Tolerance as a Putative Mechanism for Hessian Fly Control in Winter Wheat

Monday, June 1, 2015
Big Basin (Manhattan Conference Center)
Kirsten Roe , Entomology, Purdue University, West Lafayette, IN
Brandon Schemerhorn , USDA-ARS and Department of Entomology, Purdue University, West Lafayette, IN
Host plant resistance genes are a key method in reducing Hessian fly populations and infestations, but this resistance can lead to the risk of resistance in Hessian fly populations. Tolerance in wheat may hold the key to reducing damage caused by Hessian flies while preventing the flies from gaining resistance. Tolerance may allow the plant to survive infestation and to continue growing, pushing larvae out of the leaf sheath, making them vulnerable to desiccation and parasitism.

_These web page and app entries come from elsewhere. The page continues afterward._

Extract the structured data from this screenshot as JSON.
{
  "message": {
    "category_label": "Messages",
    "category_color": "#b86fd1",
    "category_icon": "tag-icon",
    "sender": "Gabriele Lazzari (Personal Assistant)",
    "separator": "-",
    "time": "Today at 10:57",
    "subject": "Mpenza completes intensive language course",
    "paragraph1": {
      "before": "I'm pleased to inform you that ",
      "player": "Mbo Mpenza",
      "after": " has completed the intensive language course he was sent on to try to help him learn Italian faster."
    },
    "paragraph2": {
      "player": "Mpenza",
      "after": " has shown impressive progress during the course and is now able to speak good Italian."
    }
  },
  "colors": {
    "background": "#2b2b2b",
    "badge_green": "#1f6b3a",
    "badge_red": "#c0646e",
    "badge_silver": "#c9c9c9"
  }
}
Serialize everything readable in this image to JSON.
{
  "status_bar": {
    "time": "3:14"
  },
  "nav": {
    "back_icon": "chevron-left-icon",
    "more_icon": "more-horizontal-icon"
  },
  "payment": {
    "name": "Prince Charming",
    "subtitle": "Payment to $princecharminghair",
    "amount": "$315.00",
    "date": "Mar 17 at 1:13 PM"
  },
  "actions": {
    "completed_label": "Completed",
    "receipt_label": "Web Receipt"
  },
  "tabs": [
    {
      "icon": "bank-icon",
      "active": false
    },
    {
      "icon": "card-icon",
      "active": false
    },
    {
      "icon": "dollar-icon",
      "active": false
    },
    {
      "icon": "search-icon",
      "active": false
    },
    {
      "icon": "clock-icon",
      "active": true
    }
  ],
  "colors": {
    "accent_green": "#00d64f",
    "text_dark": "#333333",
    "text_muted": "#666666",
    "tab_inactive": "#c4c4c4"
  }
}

Susceptible wheat lines 25R75 and Newton plus the tolerant line 25R78 were evaluated. Several time increments were used for measurements: 8, 9, 16, and 32 days after infestation. At 16 days, significant differences were observed between the treated lines for tiller number, leaf number, total leaf length, and larvae surface area. There were no significant differences for leaf number or tiller number between the control and treated plants for line 25R78, but there were differences between control and treated plants of 25R75, suggesting that tolerance had a positive effect. Infestation had a much smaller impact on the tolerant line compared to the susceptible line. There was a 20.74% reduction in leaf length for line 25R78 compared to a 47.08% reduction in leaf length for line 25R78. The tolerant line also showed significantly more visible larvae (50% of plants) present than the susceptible line (0% of plants). An increased number of tillers for the infested tolerant line versus the infested susceptible line could result in more fertile heads and a higher grain yield.